Crypt::Twofish2 - Crypt::CBC compliant Twofish encryption module

     use Crypt::Twofish2;

     # keysize() is 32, but 24 and 16 are also possible
     # blocksize() is 16

     $cipher = new Crypt::Twofish2 "a" x 32, Crypt::Twofish2::MODE_CBC;

     $crypted = $cipher->encrypt($plaintext);
     # - OR -
     $plaintext = $cipher->decrypt($crypted);

    This module implements the twofish cipher in a less braindamaged (read:
    slow and ugly) way than the existing "Crypt::Twofish" module.

    Although it is "Crypt::CBC" compliant you usually gain nothing by using
    that module (except generality, which is often a good thing), since
    "Crypt::Twofish2" can work in either ECB or CBC mode itself.

        Returns the keysize, which is 32 (bytes). The Twofish2 cipher
        actually supports keylengths of 16, 24 or 32 bytes, but there is no
        way to communicate this to "Crypt::CBC".

        The blocksize for Twofish2 is 16 bytes (128 bits), which is somewhat
        unique. It is also the reason I need this module myself ;)

    $cipher = new $key [, $mode]
        Create a new "Crypt::Twofish2" cipher object with the given key
        (which must be 128, 192 or 256 bits long). The additional $mode
        argument is the encryption mode, either "MODE_ECB" (electronic
        cookbook mode, the default), "MODE_CBC" (cipher block chaining, the
        same that "Crypt::CBC" does) or "MODE_CFB1" (1-bit cipher feedback

        ECB mode is very insecure (read a book on cryptography if you don't
        know why!), so you should probably use CBC mode. CFB1 mode is not
        tested and is most probably broken, so do not try to use it.

        In ECB mode you can use the same cipher object to encrypt and
        decrypt data. However, every change of "direction" causes an
        internal reordering of key data, which is quite slow, so if you want
        ECB mode and encryption/decryption at the same time you should
        create two seperate "Crypt::Twofish2" objects with the same key.

        In CBC mode you have to use seperate objects for
        encryption/decryption in any case.

        The "MODE_*"-constants are not exported by this module, so you must
        specify them as "Crypt::Twofish2::MODE_CBC" etc. (sorry for that).

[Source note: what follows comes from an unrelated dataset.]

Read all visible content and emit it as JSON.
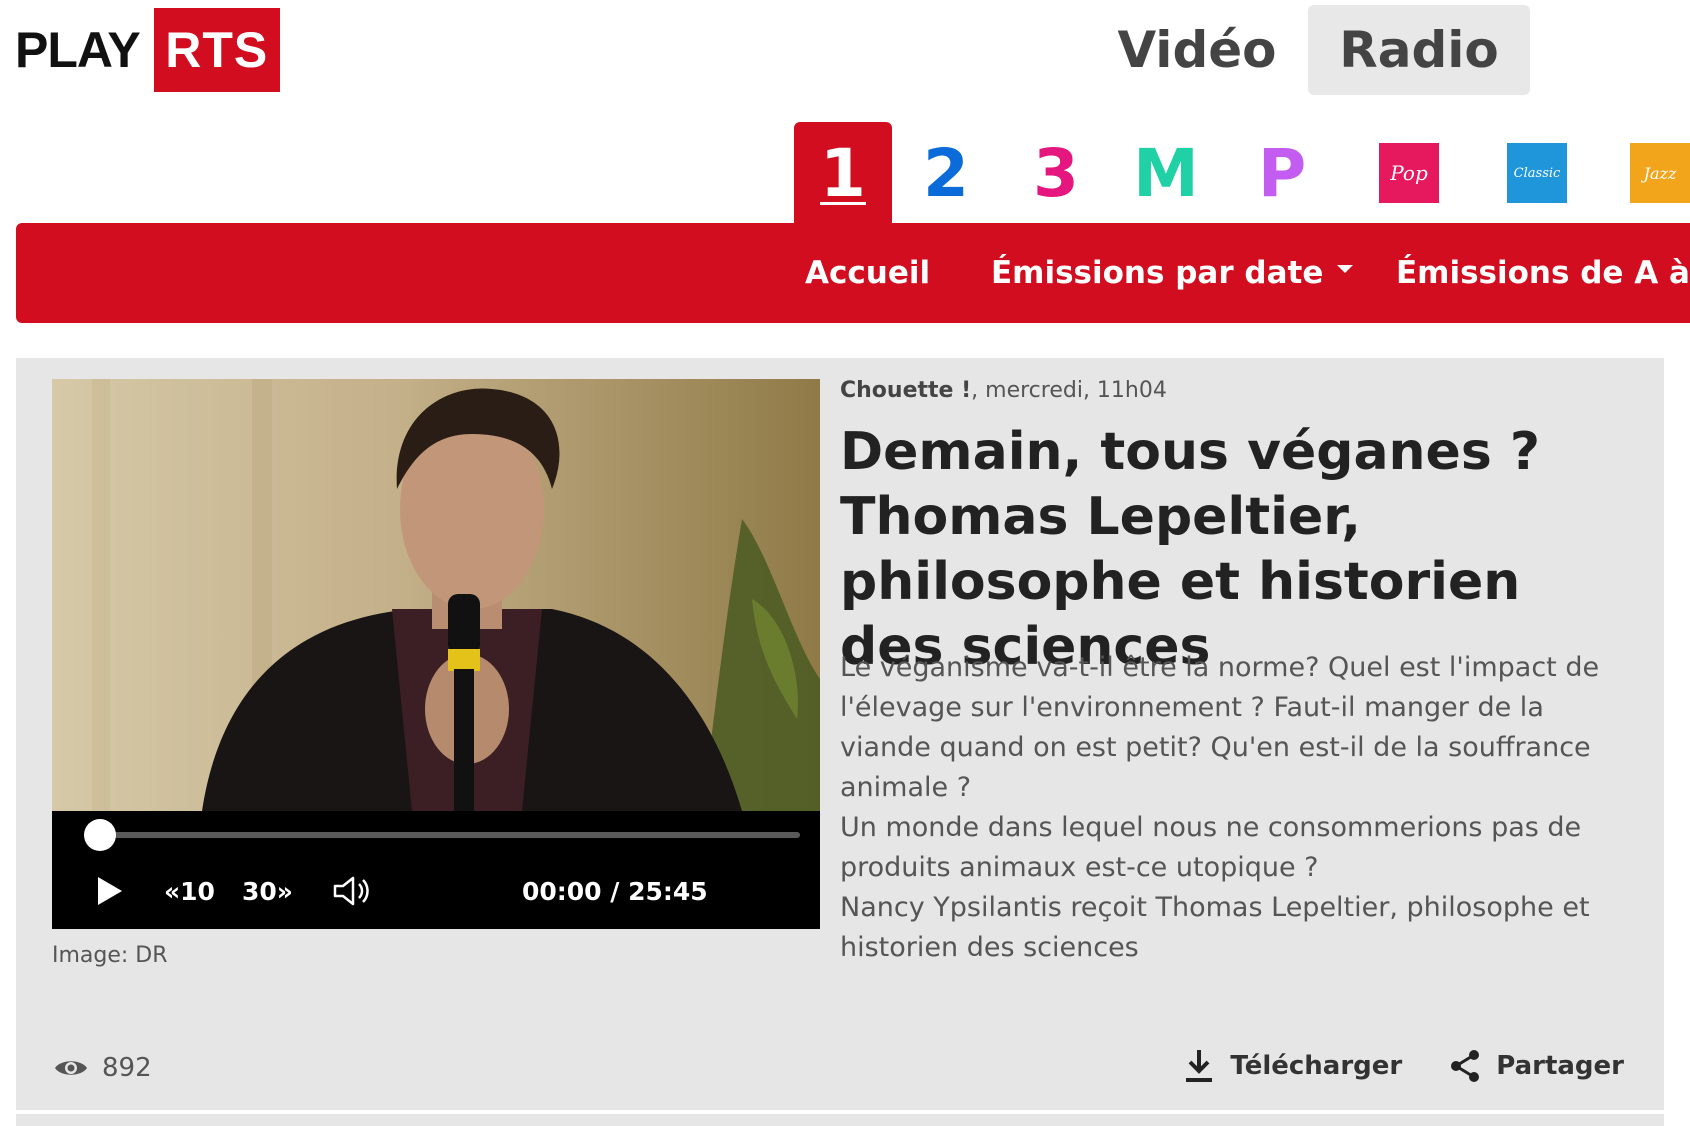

        Encrypt data. The size of $data must be a multiple of "blocksize"
        (16 bytes), otherwise this function will croak. Apart from that, it
        can be of (almost) any length.

        The pendant to "encrypt" in that it *de*crypts data again.

    Crypt::CBC, Crypt::Twofish.

    Should EXPORT or EXPORT_OK the MODE constants.

    There should be a way to access initial IV contents :(

    Although I tried to make the original twofish code portable, I can't say
    how much I did succeed. The code tries to be portable itself, and I hope
    I got the endianness issues right. The code is also copyright
    Counterpane Systems, no license accompanied it, so using it might
    actually be illegal ;)

    I also cannot guarantee for security, but the module is used quite a
    bit, so there are no obvious bugs left.

     Marc Lehmann <>

     The actual twofish encryption is written in horribly microsoft'ish looking
     almost ansi-c by Doug Whiting.